• EXERCISE BRIEF:
Each entry should be given again exactly, with any image left out.

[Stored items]
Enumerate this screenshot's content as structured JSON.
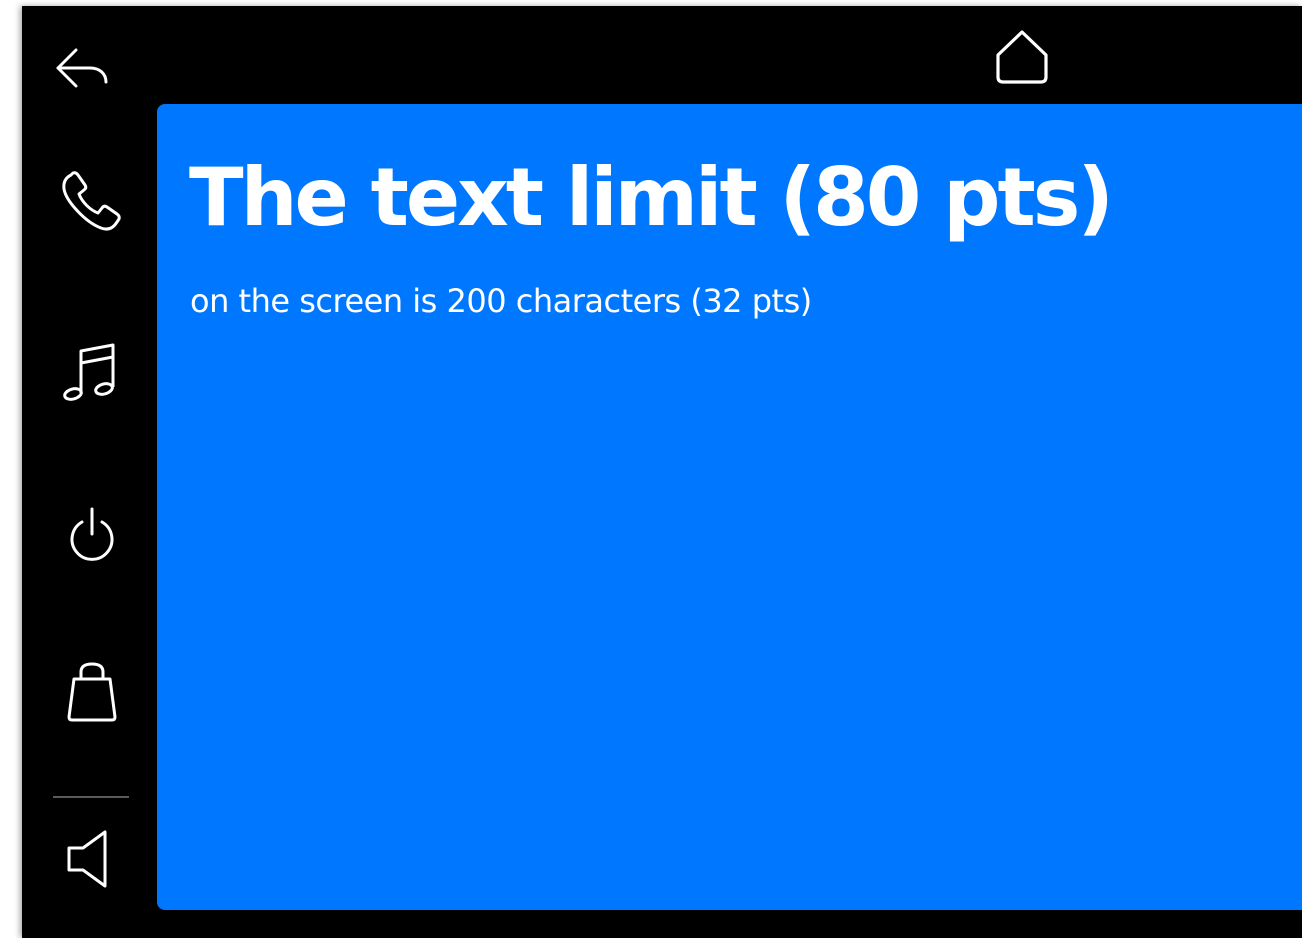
{
  "top_bar": {
    "back_icon": "back-arrow-icon",
    "home_icon": "home-icon"
  },
  "side_nav": {
    "items": [
      {
        "icon": "phone-icon"
      },
      {
        "icon": "music-note-icon"
      },
      {
        "icon": "power-icon"
      },
      {
        "icon": "shopping-bag-icon"
      },
      {
        "icon": "volume-speaker-icon"
      }
    ]
  },
  "content": {
    "title": "The text limit (80 pts)",
    "subtitle": "on the screen is 200 characters (32 pts)"
  },
  "colors": {
    "background": "#000000",
    "panel": "#0077ff",
    "text": "#ffffff",
    "divider": "#5a5a5a"
  }
}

• TASK RESULT:
Enumerate this screenshot's content as structured JSON.
{
  "top_bar": {
    "back_icon": "back-arrow-icon",
    "home_icon": "home-icon"
  },
  "side_nav": {
    "items": [
      {
        "icon": "phone-icon"
      },
      {
        "icon": "music-note-icon"
      },
      {
        "icon": "power-icon"
      },
      {
        "icon": "shopping-bag-icon"
      },
      {
        "icon": "volume-speaker-icon"
      }
    ]
  },
  "content": {
    "title": "The text limit (80 pts)",
    "subtitle": "on the screen is 200 characters (32 pts)"
  },
  "colors": {
    "background": "#000000",
    "panel": "#0077ff",
    "text": "#ffffff",
    "divider": "#5a5a5a"
  }
}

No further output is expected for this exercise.